It’s no secret that digital tools are changing the way we do business. As content-driven organizations work to compete against other forms of media and entertainment, they can leverage underutilized data to hone in on what content is performing well for key segments of their audience, how their audience prefers to consume content, and what they’d like to see next.
The future of your organization depends on your ability to use data.
Content has become one of the primary ways in which marketers try to reach prospects and customers online. Hundreds of millions of pieces of content are created daily - including published content, blog posts, and whitepapers, as well as multi-media content like photos, videos, webinars, and social media.
Given the vast scale of content being created - especially for content-led organizations like publishers, media companies, and associations - it can be difficult to measure the impact of individual pieces and categories of content. That’s why content intelligence is essential.
Content intelligence is defined as the use of technology to understand the impact and effectiveness of your content, and using that data to guide decision-making about existing and future content. You don’t have to guess what your readers will be interested in - because your data shows you what performs well with your high priority audiences.
With content intelligence, you receive valuable insights into your readers’ preferences and can get smarters about the way you create and deliver content to your audience.
3 Types of Data Analysis
When we talk about content intelligence technology, we’re usually talking about a combination of the following types of data analysis:
- Big Data: The process of analyzing large data sets to reveal patterns and associations in human behavior. People use big data for everything from seasonal sales projections to the stock market.
- Machine Learning: A branch of artificial intelligence based on the idea that systems can learn from data, identify patterns and make decisions with minimal human intervention. Unlike Big Data, machine learning incorporates analysis of data sets with additional action to maximize its odds of achieving a specific goal.
- Natural Language Processing: A branch of artificial intelligence that specifically focuses on interactions between computers and human language. NLP serves the purpose of extracting contextual information and insights contained within the content, as well as categorizing and organizing the content itself.
When combined, these types of data analysis are the driving force in generating insights that help organizations improve the effectiveness of their content.
3 Pillars of Content Intelligence
Machine learning and natural language processing may sound like intimidating concepts - but mastering the art of content intelligence doesn't necessarily require you to become a data scientist. In fact, learning the basics of how to extract meaning from your content data can be as simple as finding the right tools to refine your strategy.

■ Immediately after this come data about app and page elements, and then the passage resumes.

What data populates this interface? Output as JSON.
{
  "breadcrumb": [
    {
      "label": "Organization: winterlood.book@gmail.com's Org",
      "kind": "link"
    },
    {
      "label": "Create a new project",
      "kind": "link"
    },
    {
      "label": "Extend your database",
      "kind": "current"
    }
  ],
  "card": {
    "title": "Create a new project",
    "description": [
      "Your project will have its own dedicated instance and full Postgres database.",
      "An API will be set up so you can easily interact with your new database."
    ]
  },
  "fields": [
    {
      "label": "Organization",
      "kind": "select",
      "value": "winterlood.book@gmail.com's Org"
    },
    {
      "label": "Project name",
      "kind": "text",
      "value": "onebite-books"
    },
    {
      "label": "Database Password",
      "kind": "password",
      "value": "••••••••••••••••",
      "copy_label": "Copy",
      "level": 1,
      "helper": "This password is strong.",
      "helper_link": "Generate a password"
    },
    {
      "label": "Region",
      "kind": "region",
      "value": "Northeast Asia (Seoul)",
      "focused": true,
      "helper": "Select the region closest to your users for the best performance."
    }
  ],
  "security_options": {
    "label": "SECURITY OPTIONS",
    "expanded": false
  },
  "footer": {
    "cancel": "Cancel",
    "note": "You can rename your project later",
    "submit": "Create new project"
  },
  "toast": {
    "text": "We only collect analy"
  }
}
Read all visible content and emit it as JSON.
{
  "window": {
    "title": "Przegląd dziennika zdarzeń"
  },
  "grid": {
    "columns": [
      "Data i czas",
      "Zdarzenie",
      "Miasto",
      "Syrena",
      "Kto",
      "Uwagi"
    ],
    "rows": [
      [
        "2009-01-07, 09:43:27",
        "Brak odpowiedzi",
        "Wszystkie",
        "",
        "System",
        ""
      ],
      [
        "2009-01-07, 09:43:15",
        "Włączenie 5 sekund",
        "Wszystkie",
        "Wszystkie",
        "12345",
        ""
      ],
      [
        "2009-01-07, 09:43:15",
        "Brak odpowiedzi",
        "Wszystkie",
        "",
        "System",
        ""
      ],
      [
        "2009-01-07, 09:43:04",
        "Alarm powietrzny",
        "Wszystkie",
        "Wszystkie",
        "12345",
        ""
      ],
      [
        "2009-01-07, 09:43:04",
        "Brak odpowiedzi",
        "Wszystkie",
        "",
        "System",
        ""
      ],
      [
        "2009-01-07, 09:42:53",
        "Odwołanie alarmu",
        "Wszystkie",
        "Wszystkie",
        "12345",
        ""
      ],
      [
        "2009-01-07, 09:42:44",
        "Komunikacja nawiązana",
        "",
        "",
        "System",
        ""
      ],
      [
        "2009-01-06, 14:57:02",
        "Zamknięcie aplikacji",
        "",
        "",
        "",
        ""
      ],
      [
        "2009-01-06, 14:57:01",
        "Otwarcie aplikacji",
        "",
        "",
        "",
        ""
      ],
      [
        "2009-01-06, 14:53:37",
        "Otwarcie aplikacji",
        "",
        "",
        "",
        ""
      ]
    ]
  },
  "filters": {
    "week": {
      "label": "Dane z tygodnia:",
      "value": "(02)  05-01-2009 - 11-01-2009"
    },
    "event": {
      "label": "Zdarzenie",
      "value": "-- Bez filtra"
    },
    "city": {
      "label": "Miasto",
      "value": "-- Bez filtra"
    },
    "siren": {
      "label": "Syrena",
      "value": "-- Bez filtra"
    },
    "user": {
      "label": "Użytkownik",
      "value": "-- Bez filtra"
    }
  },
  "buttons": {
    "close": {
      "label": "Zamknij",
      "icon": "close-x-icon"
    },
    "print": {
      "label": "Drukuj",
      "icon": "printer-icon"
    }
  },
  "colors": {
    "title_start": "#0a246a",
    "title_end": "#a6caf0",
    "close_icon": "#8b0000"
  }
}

1. Data Collection
With the massive amounts of content being generated daily, there’s are massive streams of performance data available to answer questions like:
- Which content/pages are being visited?
- Which content is getting the most clicks?
- Which content gets the most views on social media?
- How long does a reader spend reading digital journals, on average?
- How many users clicked a link in an email to sign up for a conference?
With the move away from third-party cookies and towards first-party data strategies, it’s even more critical than ever to make sure that data is being collected with privacy regulation best-practices in mind.
Analytics tools such as Google Analytics can show an association or publisher how their content is performing - but these individual content metrics often don’t represent the full pictures of reader engagement.
Analysis truly begins when you’re able to marry the content-level data you’ve collected to a greater customer behavior context, answering deeper questions about the patterns and trends of your content and the readers engaging with them.
Things like page views and read depth, when matched with individual users, go beyond surface-level performance and can tell you a lot about how content is resonating with various segments of your audience at key moments in their journey.
- What topics are trending amongst C-suite members?
- What content pieces have generated the highest ROI?
- What content is most popular among your millennial readers?
- Which whitepapers are most likely to result in new member conversions?
- Which content is most effective at driving renewals?
3. Insight Generation:
While many publishers and media companies have long relied on BI tools to help them make sense of data, real content intelligence culminates in the generation of actionable insights - something that is often easier said than done.
Being able to draw true insights and act on data requires an understanding of the holistic influence and effectiveness of individual pieces and groups of content, in order to answer just two questions:
- How can we maximize and improve our existing content?
- What new content should we create?
With a clear view of your content, you can ensure that you’re delivering the right content to the right users, recommending the best content for individual users based on their individual preferences, and investing in the right content to drive results. The better your content intelligence, the better you can create and deliver more effective and more impactful content.
A CDP - “All Your Data in One Place”
How can we turn content-driven organizations into “data-powered” ones, where the integrated use of data feeds the decision-making process?
Hum is the only CDP (customer data platform) built with the needs of content-driven organizations in mind. Our next generation Customer Data Platform (CDP) was built to solve digital challenges faced by scholarly publishers, B2B media companies, and associations - and to help these organizations make content intelligence a part of how they run their business.
As our Chief Technology Officer, Niall Little, describes:
“Hum's CDP tracks data, just like a generic CDP would, but it has another layer. It also includes an association-specific activation engine to better grow and engage audiences. Essentially, CDPs take the need for a Data Scientist out of the equation. They make it easy for an organization to activate readers, members, subscribers, and partners via integrations with each piece of your existing tech stack.”
Learn more about Hum and why leading publishers and associations choose Hum to be the content intelligence MVP in their tech stack.